**WHAT IS NEEDED**
The answer must consist of every line below that contains the word "Gateway".

--- START ---

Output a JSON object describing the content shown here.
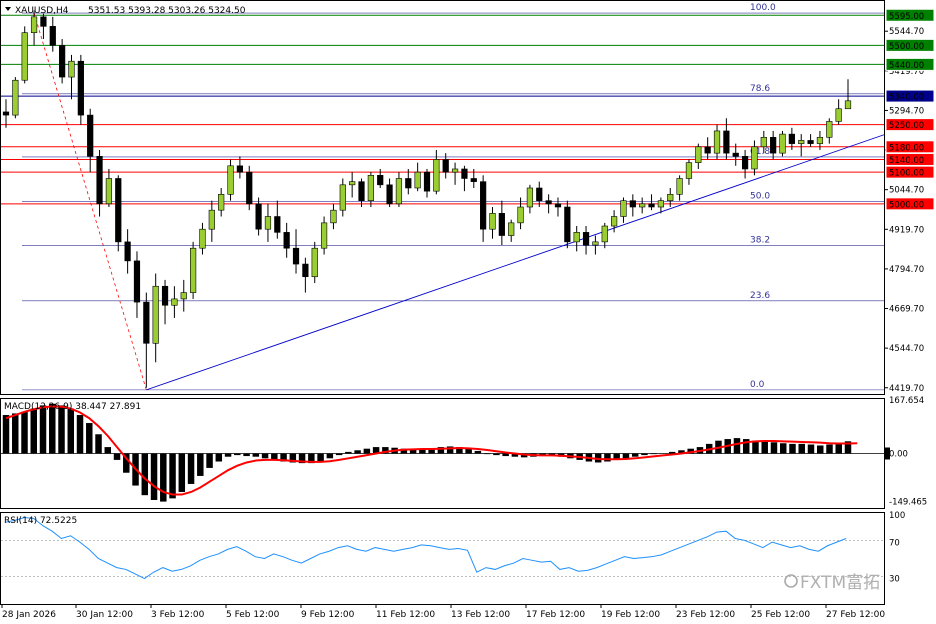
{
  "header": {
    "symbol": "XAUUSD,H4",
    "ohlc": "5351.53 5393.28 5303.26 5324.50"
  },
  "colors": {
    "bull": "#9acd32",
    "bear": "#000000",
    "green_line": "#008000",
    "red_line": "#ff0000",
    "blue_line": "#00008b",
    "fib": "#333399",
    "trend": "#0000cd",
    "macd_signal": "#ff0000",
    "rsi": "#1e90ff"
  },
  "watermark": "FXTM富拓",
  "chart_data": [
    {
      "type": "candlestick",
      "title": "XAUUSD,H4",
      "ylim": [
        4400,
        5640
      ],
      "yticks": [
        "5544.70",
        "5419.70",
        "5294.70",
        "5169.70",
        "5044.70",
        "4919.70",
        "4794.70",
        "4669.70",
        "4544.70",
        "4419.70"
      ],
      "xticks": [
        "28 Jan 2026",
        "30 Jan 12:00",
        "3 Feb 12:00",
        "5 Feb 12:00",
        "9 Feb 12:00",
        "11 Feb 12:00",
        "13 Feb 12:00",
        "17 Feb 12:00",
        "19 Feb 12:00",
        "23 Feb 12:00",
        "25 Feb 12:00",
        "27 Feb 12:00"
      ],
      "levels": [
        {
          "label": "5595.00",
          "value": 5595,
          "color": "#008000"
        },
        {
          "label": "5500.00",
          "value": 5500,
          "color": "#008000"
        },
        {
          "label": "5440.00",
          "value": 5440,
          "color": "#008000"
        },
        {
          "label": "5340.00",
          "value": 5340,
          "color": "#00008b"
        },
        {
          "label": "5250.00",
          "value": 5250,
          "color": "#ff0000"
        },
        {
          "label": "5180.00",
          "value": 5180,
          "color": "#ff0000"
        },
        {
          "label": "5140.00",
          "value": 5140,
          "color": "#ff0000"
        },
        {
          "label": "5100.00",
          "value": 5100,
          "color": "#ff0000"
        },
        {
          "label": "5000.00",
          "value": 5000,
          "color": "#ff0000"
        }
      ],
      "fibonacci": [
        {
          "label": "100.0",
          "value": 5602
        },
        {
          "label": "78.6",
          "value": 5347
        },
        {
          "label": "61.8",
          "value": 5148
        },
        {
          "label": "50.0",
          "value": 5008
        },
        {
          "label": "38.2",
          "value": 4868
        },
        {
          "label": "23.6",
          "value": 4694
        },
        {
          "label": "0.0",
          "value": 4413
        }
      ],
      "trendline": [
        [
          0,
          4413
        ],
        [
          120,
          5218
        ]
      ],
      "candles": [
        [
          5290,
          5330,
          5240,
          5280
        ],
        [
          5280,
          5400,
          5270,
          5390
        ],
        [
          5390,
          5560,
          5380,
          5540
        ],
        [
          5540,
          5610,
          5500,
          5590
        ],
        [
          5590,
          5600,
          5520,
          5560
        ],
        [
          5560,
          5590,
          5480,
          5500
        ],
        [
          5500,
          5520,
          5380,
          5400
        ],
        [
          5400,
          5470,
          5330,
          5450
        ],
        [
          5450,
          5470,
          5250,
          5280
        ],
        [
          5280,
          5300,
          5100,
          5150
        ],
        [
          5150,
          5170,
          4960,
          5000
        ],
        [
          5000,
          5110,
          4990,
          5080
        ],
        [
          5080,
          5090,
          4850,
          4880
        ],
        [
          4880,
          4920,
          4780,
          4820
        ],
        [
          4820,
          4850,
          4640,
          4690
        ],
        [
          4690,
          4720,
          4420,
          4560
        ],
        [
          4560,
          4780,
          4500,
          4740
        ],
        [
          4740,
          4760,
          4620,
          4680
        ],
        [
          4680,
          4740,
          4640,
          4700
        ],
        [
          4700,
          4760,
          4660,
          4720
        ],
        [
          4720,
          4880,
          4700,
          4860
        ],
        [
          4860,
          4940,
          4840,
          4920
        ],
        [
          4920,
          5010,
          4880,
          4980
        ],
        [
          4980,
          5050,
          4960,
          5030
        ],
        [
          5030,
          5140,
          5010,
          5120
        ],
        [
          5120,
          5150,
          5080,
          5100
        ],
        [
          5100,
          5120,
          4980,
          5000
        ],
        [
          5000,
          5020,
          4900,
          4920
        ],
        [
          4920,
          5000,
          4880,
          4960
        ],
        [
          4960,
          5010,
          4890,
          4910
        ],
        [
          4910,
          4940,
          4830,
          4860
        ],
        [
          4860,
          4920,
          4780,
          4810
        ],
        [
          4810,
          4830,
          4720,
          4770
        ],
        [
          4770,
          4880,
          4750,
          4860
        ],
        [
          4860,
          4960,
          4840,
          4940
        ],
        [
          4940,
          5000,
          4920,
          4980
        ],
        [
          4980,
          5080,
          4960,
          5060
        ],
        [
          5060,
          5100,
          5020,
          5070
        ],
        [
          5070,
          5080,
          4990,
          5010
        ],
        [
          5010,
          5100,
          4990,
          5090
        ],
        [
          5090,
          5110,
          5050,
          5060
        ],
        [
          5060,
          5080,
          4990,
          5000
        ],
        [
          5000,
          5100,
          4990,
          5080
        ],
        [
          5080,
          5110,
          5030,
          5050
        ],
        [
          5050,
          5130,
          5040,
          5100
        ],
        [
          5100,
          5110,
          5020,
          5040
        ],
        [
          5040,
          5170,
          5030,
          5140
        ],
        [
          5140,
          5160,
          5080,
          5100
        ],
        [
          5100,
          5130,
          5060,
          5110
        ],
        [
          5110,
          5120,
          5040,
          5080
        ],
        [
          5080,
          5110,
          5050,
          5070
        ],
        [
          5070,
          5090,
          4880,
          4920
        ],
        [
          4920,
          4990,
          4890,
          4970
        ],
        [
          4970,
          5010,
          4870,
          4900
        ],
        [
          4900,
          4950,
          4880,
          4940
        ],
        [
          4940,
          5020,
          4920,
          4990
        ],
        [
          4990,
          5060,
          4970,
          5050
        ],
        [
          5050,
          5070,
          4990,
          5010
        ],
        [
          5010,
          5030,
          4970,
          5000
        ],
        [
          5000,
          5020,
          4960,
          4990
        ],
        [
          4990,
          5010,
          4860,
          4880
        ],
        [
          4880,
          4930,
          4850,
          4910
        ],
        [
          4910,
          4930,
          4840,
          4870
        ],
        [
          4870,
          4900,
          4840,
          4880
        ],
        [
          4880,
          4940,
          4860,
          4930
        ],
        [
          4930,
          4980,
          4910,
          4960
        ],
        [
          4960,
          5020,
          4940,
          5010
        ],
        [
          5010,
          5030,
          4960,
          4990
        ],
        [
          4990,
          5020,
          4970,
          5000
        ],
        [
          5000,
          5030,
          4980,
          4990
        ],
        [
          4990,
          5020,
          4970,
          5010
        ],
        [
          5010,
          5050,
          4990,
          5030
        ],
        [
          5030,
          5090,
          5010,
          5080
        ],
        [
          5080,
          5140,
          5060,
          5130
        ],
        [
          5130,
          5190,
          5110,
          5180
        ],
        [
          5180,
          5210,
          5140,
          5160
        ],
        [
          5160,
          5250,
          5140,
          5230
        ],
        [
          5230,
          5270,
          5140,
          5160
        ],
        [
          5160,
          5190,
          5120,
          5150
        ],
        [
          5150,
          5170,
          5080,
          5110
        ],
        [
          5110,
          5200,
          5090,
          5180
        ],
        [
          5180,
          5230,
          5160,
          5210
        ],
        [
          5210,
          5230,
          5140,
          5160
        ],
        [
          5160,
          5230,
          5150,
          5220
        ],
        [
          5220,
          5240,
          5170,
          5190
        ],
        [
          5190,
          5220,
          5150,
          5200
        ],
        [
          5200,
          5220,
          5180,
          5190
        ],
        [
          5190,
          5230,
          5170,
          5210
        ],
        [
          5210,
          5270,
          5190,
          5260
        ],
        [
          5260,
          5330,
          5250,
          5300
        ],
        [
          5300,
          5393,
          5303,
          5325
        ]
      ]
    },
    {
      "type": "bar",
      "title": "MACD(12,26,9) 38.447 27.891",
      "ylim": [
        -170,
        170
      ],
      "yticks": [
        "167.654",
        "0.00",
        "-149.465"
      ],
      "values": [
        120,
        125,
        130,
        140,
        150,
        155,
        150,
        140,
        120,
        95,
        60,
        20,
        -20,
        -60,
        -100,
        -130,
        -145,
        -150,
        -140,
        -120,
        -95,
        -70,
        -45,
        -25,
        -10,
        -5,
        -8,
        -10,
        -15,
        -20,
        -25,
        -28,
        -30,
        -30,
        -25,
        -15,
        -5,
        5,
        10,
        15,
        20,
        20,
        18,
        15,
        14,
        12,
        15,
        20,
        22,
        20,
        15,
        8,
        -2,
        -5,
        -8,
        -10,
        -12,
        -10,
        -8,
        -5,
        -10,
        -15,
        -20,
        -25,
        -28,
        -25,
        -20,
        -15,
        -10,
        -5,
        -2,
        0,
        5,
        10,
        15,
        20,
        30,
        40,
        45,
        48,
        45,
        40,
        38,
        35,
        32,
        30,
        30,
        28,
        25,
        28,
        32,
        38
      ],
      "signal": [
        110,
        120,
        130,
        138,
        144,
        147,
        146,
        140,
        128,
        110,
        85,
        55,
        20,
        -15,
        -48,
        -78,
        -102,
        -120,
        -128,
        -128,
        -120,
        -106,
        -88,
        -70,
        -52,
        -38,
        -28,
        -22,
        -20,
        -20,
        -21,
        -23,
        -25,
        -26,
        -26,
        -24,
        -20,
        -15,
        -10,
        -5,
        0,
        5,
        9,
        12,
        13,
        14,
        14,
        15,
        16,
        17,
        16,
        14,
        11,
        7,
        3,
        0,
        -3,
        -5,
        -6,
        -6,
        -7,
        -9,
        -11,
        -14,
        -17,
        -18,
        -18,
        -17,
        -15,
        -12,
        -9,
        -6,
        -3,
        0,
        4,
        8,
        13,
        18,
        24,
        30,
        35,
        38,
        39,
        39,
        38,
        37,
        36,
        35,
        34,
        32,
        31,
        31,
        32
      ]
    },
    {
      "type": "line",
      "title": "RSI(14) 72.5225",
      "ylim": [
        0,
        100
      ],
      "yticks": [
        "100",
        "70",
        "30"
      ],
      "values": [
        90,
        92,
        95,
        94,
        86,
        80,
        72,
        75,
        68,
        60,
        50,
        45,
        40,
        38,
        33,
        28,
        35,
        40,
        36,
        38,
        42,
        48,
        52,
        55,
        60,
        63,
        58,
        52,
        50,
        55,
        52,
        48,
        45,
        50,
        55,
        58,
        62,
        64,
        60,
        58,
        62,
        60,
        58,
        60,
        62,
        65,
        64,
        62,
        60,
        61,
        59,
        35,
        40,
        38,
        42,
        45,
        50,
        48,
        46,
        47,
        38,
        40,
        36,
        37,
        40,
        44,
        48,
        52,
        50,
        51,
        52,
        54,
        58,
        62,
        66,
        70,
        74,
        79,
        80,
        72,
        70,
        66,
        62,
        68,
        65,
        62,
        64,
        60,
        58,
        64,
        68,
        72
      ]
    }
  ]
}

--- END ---
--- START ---

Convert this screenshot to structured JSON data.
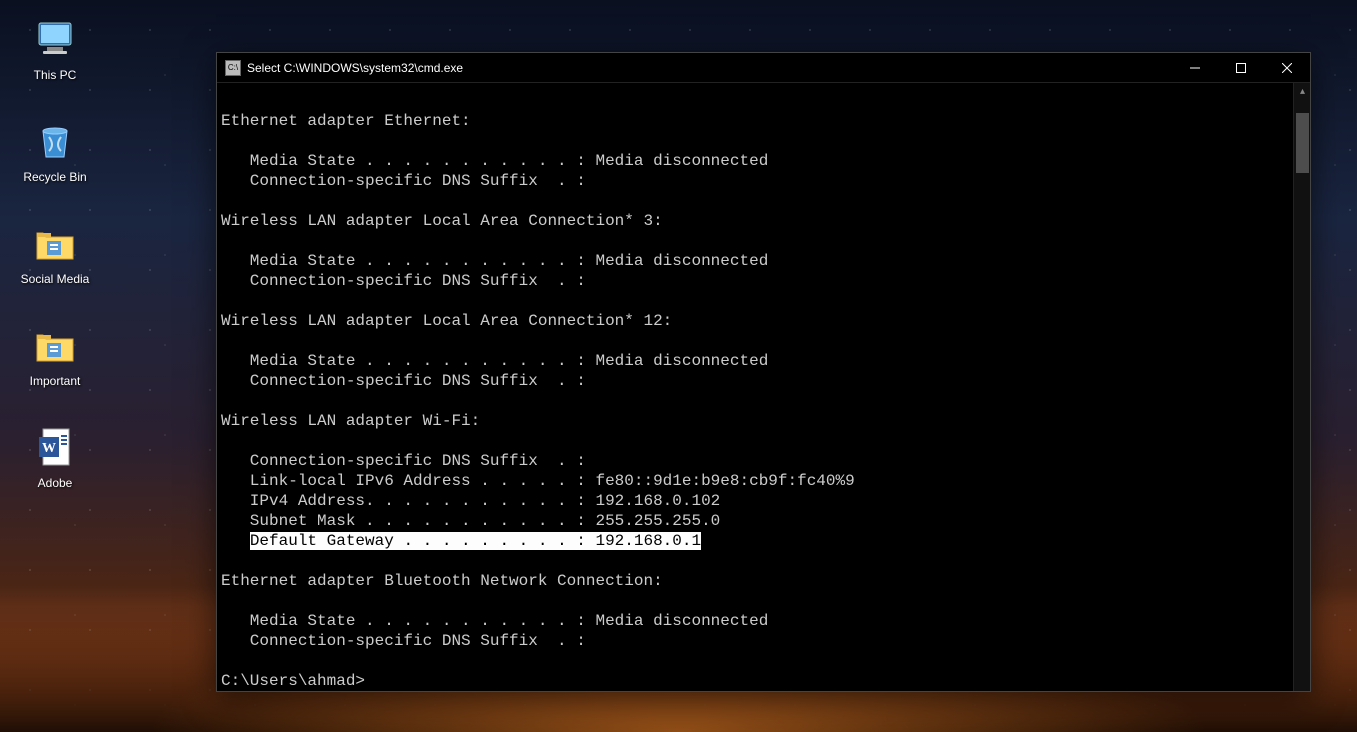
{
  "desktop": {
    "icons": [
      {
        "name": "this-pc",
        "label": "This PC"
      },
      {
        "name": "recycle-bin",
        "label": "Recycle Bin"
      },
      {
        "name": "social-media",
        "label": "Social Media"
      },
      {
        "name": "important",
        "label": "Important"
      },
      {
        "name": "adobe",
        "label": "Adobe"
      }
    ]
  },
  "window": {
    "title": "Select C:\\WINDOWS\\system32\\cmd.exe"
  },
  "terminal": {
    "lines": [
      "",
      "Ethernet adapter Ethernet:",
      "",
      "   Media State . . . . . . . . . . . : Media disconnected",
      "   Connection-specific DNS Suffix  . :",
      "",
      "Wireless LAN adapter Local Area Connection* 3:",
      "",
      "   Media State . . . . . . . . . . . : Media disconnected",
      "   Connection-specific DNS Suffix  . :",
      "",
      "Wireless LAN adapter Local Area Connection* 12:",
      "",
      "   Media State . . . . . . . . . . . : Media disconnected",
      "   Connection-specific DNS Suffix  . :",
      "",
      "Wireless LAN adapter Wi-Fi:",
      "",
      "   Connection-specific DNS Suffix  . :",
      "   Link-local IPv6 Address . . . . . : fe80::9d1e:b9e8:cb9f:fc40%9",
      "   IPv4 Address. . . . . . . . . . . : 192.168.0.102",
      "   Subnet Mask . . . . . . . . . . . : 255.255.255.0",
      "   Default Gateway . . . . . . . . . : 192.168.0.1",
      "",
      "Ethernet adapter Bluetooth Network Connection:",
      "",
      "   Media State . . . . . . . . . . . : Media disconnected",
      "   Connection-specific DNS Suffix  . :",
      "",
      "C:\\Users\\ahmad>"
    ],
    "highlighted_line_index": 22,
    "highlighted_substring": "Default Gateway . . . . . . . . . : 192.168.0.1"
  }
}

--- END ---

**TASK OUTPUT**
      "   Default Gateway . . . . . . . . . : 192.168.0.1",
    "highlighted_substring": "Default Gateway . . . . . . . . . : 192.168.0.1"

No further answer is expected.